In 1990 Galvin published a fictionalised autobiography of his childhood, Song for a poor boy (an earlier version had been serialised in the Cork Examiner in 1986–7). A sequel, Song for a raggy boy (1991), describes a fictionalised Daingean through the perspectives of a left-wing lay teacher and an inmate resembling Galvin himself. A film version of the latter appeared in 2003, directed by Aisling Walsh. Although Galvin was unhappy with changes made to his original script, the film was accompanied by a tie-in volume containing both autobiographical titles along with a third, the previously unpublished Song for a fly boy, covering his experiences in the RAF. He planned further memoirs but these never appeared, partly because of a stroke he suffered later in 2003, which largely confined him to a wheelchair (though he continued to give creative writing workshops and wrote until a few months before his death). In 2006 he was awarded an honorary D.Litt. by UCC.
Patrick Galvin died in Cork University Hospital on 10 May 2011, and was laid out and waked in Connolly Hall (the regional Cork headquarters of SIPTU on Lapp's Quay), before cremation at the Island Crematorium, Cork.
Of Galvin's four marriages, the first three ended in divorce. He was married for the first time briefly during the second world war; secondly, to Stella Jackson, daughter of the Marxist historian T. A. Jackson; and thirdly, to Diana Ferrier, general manager of the London Old Vic theatre, with whom he had two sons. His last marriage was to Mary Johnson, whom he met in Belfast and who cared for him in his last years (she died a few months after his death); they had a son and a daughter.
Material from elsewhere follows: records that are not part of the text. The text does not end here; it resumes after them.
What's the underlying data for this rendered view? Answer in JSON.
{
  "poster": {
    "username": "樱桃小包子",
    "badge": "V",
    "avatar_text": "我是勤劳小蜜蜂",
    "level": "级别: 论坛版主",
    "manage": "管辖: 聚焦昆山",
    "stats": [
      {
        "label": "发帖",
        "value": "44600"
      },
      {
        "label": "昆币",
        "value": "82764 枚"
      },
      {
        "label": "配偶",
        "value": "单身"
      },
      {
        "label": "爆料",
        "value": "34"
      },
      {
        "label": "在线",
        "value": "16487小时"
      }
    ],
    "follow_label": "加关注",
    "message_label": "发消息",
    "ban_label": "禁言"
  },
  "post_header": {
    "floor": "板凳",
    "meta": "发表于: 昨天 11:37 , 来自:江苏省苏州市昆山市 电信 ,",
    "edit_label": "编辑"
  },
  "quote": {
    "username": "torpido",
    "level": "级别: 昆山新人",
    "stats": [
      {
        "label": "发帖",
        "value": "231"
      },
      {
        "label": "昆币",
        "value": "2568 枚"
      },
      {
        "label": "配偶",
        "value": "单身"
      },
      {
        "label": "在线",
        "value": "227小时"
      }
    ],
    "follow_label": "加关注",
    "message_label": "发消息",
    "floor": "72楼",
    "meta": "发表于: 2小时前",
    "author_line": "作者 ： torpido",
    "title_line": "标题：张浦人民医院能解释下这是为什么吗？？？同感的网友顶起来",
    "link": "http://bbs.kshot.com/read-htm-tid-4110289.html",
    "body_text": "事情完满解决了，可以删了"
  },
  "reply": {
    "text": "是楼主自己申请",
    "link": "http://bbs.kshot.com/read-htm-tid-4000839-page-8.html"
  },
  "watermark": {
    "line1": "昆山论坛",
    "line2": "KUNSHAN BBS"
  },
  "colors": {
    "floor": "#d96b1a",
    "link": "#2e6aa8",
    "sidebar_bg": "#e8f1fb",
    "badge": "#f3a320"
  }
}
Galvin had three sons and two daughters; his eldest son was the entertainment writer Patrick Newley (1955–2009).
There is general agreement that Galvin's principal achievement lies in his poetry and memoirs. He is regarded as one of the definitive literary voices of twentieth-century Cork, his South Parish a deeply recognisable landscape and a major witness to brutalising, hidden Irish cultures of poverty and incarceration. Yet he is also a paradoxical figure: a socialist individualist, at once rooted and cosmopolitan. This, along with the fact that many of his plays remain unpublished and much of his occasional writing uncollected (his papers are in the NLI), makes an overall assessment difficult. Yet such an assessment should not domesticate him or allow the fantasticated and visionary quality of his best work to obscure the fact that, as his friend and literary protégé Thomas McCarthy points out, it is simultaneously a rendering of everyday violence and of the hallucinogenic qualities of hunger.